In this week’s “What we Love to Teach”, local paddler and Gales’ coach, Sam Crowley, talks about the venue and what he loves to teach in the Marquette area:
Paddling amongst the rocks in MIddle Bay
What I like to teach is rough water paddling in the Marquette area. The bends and twists of the shoreline offers a dynamic environment that allows wave energy to be focused or dissipated offering a selection of teaching venues for rough water paddling, surfing, navigation and rock garden playing. Rarely is the surf break the same at all points on the shoreline.
During a private surfing/rough water lesson on Middle Bay, we launched into conditions that was too challenging for the Kelly’s skill level. No problem, we headed down along the Middle Bay shoreline to where the break was smaller. On the way back he asked if the waves had dropped, as they didn’t look so big anymore. They were the same size, what had increased was his skill.
Another time, Middle Bay was overwhelming. Wanting to take some photos of towing in rough water Nancy, Don and I launched. As we headed out we realized the conditions were bigger than what we had planned on. As a large set came in I watched as Don climbed over the top. Nancy wasn’t so lucky, as the wave broke on her she was surfed backwards then en
Slots are cool places to take a break an then bust on through!
dered. When she rolled up she has little choice but to surf the next wave as it broke on her. Don and I looked at each other and signaled to head in. But that didn’t end our day, we headed over to the Presque Isle Marina and headed for the end of the breakwall. With nearby protection and deep water, we headed out into the same conditions that the reefs in Middle Bay made too challenging for a shoulder nearly, but not fully recovered from injury.
Playing in rocks requires boat handling skills and offers a great teaching venue. With a good part of the shoreline being rock, there are places along Presque Isle and Partridge Island where the waves get focused turning waves as small as 6-12 inches into a challenge for getting into and around rocks. Increase the wave height and the challenge increases. Waves too big? No problem, head to a place that dissipate the wave energy and play in the rocks there.

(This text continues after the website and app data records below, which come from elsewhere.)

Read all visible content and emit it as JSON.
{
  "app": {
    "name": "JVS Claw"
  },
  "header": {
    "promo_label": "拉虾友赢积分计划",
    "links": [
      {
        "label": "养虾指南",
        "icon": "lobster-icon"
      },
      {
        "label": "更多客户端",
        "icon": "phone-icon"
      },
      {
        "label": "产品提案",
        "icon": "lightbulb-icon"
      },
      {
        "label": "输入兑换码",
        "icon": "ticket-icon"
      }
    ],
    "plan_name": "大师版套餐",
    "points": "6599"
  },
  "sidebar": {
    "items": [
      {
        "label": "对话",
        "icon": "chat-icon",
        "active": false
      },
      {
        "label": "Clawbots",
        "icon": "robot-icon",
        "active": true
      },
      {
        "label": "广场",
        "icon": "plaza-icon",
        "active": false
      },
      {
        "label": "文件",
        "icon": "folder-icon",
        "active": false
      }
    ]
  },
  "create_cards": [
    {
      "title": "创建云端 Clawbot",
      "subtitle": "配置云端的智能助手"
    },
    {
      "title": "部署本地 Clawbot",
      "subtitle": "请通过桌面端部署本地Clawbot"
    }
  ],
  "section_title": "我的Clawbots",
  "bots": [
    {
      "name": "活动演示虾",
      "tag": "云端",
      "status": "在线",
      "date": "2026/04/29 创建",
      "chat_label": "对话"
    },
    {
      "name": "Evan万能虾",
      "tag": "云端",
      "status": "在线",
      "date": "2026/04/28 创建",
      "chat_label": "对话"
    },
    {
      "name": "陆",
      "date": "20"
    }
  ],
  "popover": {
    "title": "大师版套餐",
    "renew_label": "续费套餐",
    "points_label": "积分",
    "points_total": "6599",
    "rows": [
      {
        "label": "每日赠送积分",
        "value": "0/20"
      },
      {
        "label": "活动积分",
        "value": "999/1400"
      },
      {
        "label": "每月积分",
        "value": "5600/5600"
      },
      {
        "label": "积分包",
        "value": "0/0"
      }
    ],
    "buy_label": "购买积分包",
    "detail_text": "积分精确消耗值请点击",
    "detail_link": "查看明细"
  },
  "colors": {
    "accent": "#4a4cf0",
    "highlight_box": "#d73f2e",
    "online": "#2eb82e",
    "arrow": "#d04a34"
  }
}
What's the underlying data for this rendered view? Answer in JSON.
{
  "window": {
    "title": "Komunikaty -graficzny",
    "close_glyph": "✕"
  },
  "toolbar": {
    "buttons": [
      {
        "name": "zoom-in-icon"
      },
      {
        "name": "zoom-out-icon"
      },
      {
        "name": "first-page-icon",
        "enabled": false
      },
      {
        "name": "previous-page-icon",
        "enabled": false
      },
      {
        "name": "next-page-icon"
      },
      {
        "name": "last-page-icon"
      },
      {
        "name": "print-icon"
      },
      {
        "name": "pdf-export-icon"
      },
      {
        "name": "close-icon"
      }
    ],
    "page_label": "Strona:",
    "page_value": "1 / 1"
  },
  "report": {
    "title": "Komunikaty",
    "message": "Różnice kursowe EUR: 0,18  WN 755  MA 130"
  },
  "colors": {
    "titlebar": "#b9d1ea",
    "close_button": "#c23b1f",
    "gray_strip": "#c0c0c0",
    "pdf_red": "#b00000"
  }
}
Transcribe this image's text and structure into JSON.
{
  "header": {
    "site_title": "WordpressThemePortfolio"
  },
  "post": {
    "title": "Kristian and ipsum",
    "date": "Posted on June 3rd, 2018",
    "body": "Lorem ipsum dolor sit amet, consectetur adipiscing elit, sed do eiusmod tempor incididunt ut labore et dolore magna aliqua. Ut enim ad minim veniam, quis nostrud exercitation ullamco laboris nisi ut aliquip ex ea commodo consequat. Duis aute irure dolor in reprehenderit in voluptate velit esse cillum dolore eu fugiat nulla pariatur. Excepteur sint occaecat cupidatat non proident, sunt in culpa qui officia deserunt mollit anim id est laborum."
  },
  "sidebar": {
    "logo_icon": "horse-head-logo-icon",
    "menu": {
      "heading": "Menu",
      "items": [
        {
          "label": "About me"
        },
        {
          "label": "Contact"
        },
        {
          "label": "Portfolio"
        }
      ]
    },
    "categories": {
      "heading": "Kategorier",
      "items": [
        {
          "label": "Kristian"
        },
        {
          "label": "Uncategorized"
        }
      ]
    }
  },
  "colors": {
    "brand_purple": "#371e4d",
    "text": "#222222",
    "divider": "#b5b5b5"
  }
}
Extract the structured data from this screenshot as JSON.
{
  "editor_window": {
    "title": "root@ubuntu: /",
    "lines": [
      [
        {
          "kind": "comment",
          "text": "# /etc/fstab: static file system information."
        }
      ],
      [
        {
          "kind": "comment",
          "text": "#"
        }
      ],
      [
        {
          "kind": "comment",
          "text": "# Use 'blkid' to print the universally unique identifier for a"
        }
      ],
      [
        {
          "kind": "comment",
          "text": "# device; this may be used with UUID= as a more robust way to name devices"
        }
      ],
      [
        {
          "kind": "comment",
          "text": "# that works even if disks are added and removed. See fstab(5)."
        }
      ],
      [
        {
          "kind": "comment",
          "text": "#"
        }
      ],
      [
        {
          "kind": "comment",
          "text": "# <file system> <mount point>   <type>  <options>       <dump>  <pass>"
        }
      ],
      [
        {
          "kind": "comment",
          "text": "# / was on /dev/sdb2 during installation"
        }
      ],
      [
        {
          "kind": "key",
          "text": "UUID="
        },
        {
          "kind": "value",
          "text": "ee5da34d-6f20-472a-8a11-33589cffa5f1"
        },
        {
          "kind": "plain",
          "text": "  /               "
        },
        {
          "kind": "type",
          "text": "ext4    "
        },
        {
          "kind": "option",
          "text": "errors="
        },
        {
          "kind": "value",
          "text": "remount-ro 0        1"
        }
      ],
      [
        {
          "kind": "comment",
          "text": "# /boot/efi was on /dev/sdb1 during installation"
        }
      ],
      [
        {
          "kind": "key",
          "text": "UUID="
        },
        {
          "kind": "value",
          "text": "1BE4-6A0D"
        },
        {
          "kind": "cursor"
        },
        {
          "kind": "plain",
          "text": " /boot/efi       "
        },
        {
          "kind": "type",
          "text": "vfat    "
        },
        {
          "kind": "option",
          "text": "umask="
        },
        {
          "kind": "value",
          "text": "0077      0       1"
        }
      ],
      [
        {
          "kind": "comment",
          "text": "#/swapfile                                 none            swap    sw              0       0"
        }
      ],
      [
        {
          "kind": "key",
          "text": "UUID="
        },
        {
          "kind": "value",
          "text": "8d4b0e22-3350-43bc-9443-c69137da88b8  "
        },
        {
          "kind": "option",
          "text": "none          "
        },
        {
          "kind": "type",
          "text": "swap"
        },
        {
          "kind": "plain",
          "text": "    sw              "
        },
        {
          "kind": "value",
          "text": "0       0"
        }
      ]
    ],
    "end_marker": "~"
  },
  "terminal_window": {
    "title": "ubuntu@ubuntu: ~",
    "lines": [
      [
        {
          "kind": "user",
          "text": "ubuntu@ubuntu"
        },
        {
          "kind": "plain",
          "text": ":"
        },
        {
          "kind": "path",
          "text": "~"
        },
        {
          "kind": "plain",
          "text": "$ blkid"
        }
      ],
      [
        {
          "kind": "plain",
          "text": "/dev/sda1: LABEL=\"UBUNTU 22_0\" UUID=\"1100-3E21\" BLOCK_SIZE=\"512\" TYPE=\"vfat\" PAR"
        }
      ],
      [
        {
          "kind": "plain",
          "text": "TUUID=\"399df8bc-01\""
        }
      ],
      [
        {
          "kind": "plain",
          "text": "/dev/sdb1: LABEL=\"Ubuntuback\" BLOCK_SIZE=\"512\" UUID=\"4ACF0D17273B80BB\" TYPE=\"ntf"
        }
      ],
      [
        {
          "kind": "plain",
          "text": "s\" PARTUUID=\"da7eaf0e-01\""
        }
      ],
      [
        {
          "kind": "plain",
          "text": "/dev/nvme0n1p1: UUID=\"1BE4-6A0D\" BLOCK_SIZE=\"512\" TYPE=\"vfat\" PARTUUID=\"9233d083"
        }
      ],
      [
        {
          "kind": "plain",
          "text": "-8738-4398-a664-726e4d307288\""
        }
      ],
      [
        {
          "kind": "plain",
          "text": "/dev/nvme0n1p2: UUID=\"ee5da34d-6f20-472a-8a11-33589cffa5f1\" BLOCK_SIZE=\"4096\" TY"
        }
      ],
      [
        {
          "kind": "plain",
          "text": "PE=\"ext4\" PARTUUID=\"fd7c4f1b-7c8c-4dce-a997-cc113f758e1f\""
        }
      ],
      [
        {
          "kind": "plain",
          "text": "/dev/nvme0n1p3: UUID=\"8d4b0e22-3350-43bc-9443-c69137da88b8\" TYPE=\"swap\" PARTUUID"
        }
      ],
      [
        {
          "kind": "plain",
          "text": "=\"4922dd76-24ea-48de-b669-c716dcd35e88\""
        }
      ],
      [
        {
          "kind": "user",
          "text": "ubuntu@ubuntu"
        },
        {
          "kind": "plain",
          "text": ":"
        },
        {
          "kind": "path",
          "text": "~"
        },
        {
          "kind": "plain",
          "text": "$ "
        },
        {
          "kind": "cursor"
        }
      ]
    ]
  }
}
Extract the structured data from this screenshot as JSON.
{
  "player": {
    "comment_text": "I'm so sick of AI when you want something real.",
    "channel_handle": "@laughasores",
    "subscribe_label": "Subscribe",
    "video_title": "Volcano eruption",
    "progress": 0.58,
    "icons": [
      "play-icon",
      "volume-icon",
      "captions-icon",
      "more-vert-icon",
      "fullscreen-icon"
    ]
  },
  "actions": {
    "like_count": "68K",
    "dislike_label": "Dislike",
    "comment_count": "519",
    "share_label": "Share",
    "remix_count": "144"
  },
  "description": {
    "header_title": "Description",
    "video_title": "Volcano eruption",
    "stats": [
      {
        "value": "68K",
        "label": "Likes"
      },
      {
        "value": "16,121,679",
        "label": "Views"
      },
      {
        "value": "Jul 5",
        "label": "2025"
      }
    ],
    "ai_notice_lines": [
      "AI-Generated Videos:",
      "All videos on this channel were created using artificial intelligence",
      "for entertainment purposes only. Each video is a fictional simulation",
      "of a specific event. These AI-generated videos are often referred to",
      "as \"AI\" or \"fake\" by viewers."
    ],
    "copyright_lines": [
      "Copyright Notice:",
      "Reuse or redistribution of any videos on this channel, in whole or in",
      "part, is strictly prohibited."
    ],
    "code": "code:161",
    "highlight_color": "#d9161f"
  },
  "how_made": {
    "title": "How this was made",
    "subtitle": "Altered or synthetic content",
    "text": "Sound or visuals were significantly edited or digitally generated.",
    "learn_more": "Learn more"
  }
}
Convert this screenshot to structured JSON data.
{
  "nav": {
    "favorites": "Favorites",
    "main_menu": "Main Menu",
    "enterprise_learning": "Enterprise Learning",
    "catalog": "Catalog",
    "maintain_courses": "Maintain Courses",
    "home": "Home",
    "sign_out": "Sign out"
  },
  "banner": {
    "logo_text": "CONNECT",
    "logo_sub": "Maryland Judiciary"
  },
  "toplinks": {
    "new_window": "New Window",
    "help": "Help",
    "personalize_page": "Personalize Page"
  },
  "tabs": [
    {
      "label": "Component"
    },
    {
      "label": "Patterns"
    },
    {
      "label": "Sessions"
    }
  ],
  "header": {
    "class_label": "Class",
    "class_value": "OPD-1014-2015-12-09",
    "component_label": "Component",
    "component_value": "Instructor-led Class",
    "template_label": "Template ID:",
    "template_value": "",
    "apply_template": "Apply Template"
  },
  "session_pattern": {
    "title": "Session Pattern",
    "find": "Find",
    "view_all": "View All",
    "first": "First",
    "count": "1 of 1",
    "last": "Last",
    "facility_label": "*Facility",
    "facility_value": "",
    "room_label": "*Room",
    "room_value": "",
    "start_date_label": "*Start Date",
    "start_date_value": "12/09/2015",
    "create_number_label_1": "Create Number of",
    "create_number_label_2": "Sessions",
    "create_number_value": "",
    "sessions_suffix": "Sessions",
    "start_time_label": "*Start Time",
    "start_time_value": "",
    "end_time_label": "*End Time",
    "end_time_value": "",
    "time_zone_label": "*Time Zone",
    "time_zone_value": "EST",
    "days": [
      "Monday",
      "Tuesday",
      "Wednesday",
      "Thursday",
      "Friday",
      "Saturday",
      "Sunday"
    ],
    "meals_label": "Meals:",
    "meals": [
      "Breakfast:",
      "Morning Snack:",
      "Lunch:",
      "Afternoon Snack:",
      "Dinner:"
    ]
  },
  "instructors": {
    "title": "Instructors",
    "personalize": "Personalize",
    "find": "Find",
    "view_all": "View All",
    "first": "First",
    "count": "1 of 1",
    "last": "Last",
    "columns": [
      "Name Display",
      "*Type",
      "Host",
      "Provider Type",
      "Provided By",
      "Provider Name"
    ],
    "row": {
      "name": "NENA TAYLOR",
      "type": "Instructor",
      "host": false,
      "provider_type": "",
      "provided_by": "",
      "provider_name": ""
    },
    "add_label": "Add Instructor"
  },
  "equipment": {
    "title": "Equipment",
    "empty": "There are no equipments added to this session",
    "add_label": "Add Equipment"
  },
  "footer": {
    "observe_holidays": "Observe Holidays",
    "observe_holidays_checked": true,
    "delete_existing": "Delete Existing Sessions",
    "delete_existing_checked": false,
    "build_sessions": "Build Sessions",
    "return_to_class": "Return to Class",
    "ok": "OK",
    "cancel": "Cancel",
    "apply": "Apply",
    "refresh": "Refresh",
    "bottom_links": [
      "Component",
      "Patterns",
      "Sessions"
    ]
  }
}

Teaching on water navigation is facilitated by a handful of nearby islands and a shoreline that twists and bends. This is a playground for teaching piloting, the use of visual landmarks in navigation. Throw in conditions which ups the skill level.
I’ve paddled many shorelines and taught in many places. When the north or east winds blow, Marquette’s shoreline is a great playground and classroom offering a variety of challenges for a variety of skill levels.